- Your instructions
A verbatim repeat of the records beneath this line is needed.

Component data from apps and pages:
• • • • •

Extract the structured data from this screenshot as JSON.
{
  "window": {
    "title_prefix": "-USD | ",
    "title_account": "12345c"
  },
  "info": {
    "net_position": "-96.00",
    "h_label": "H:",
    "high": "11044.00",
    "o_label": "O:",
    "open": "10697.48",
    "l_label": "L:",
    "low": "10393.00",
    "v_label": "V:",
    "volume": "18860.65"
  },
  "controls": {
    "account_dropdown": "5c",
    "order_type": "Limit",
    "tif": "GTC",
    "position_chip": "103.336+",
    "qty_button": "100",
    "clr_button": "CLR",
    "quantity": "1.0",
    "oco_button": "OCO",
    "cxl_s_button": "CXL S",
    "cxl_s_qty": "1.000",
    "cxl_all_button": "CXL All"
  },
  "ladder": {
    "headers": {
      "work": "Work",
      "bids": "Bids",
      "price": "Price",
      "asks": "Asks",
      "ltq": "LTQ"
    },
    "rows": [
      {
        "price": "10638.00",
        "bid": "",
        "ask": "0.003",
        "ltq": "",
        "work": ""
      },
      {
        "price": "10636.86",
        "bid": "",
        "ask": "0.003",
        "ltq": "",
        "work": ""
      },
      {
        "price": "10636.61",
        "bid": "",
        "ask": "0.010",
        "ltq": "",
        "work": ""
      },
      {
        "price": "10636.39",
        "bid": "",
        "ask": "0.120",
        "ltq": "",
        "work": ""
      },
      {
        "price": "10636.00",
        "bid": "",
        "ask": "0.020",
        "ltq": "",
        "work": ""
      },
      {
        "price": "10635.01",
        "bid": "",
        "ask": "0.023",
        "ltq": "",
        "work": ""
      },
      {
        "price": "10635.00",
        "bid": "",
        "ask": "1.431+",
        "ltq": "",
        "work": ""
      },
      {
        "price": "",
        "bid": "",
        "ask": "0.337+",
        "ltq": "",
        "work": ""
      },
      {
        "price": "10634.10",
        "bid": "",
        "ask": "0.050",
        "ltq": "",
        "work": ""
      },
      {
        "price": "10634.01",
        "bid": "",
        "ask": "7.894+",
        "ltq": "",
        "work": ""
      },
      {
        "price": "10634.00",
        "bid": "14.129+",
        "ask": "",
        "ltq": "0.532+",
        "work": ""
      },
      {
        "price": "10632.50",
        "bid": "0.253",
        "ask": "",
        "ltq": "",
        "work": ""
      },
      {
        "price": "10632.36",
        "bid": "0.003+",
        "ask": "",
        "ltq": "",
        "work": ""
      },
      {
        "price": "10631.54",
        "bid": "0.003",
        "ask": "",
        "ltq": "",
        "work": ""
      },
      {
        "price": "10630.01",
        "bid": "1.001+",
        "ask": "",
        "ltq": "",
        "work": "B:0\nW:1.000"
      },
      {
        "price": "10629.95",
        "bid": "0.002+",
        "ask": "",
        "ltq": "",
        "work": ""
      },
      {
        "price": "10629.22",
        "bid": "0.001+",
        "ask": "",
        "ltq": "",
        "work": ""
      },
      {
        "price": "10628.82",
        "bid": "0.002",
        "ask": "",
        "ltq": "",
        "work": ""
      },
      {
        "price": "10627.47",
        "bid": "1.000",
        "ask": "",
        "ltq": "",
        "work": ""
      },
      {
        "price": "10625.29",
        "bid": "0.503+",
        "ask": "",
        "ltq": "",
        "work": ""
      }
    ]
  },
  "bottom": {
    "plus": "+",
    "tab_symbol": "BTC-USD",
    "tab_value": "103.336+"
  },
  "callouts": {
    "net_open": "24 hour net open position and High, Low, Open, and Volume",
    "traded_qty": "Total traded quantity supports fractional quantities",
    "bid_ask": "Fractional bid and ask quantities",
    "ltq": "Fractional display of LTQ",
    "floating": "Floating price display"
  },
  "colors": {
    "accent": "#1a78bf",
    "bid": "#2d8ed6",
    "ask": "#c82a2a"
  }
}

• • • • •

- Solution to the exercise
Extract the structured data from this screenshot as JSON.
{
  "window": {
    "title_prefix": "-USD | ",
    "title_account": "12345c"
  },
  "info": {
    "net_position": "-96.00",
    "h_label": "H:",
    "high": "11044.00",
    "o_label": "O:",
    "open": "10697.48",
    "l_label": "L:",
    "low": "10393.00",
    "v_label": "V:",
    "volume": "18860.65"
  },
  "controls": {
    "account_dropdown": "5c",
    "order_type": "Limit",
    "tif": "GTC",
    "position_chip": "103.336+",
    "qty_button": "100",
    "clr_button": "CLR",
    "quantity": "1.0",
    "oco_button": "OCO",
    "cxl_s_button": "CXL S",
    "cxl_s_qty": "1.000",
    "cxl_all_button": "CXL All"
  },
  "ladder": {
    "headers": {
      "work": "Work",
      "bids": "Bids",
      "price": "Price",
      "asks": "Asks",
      "ltq": "LTQ"
    },
    "rows": [
      {
        "price": "10638.00",
        "bid": "",
        "ask": "0.003",
        "ltq": "",
        "work": ""
      },
      {
        "price": "10636.86",
        "bid": "",
        "ask": "0.003",
        "ltq": "",
        "work": ""
      },
      {
        "price": "10636.61",
        "bid": "",
        "ask": "0.010",
        "ltq": "",
        "work": ""
      },
      {
        "price": "10636.39",
        "bid": "",
        "ask": "0.120",
        "ltq": "",
        "work": ""
      },
      {
        "price": "10636.00",
        "bid": "",
        "ask": "0.020",
        "ltq": "",
        "work": ""
      },
      {
        "price": "10635.01",
        "bid": "",
        "ask": "0.023",
        "ltq": "",
        "work": ""
      },
      {
        "price": "10635.00",
        "bid": "",
        "ask": "1.431+",
        "ltq": "",
        "work": ""
      },
      {
        "price": "",
        "bid": "",
        "ask": "0.337+",
        "ltq": "",
        "work": ""
      },
      {
        "price": "10634.10",
        "bid": "",
        "ask": "0.050",
        "ltq": "",
        "work": ""
      },
      {
        "price": "10634.01",
        "bid": "",
        "ask": "7.894+",
        "ltq": "",
        "work": ""
      },
      {
        "price": "10634.00",
        "bid": "14.129+",
        "ask": "",
        "ltq": "0.532+",
        "work": ""
      },
      {
        "price": "10632.50",
        "bid": "0.253",
        "ask": "",
        "ltq": "",
        "work": ""
      },
      {
        "price": "10632.36",
        "bid": "0.003+",
        "ask": "",
        "ltq": "",
        "work": ""
      },
      {
        "price": "10631.54",
        "bid": "0.003",
        "ask": "",
        "ltq": "",
        "work": ""
      },
      {
        "price": "10630.01",
        "bid": "1.001+",
        "ask": "",
        "ltq": "",
        "work": "B:0\nW:1.000"
      },
      {
        "price": "10629.95",
        "bid": "0.002+",
        "ask": "",
        "ltq": "",
        "work": ""
      },
      {
        "price": "10629.22",
        "bid": "0.001+",
        "ask": "",
        "ltq": "",
        "work": ""
      },
      {
        "price": "10628.82",
        "bid": "0.002",
        "ask": "",
        "ltq": "",
        "work": ""
      },
      {
        "price": "10627.47",
        "bid": "1.000",
        "ask": "",
        "ltq": "",
        "work": ""
      },
      {
        "price": "10625.29",
        "bid": "0.503+",
        "ask": "",
        "ltq": "",
        "work": ""
      }
    ]
  },
  "bottom": {
    "plus": "+",
    "tab_symbol": "BTC-USD",
    "tab_value": "103.336+"
  },
  "callouts": {
    "net_open": "24 hour net open position and High, Low, Open, and Volume",
    "traded_qty": "Total traded quantity supports fractional quantities",
    "bid_ask": "Fractional bid and ask quantities",
    "ltq": "Fractional display of LTQ",
    "floating": "Floating price display"
  },
  "colors": {
    "accent": "#1a78bf",
    "bid": "#2d8ed6",
    "ask": "#c82a2a"
  }
}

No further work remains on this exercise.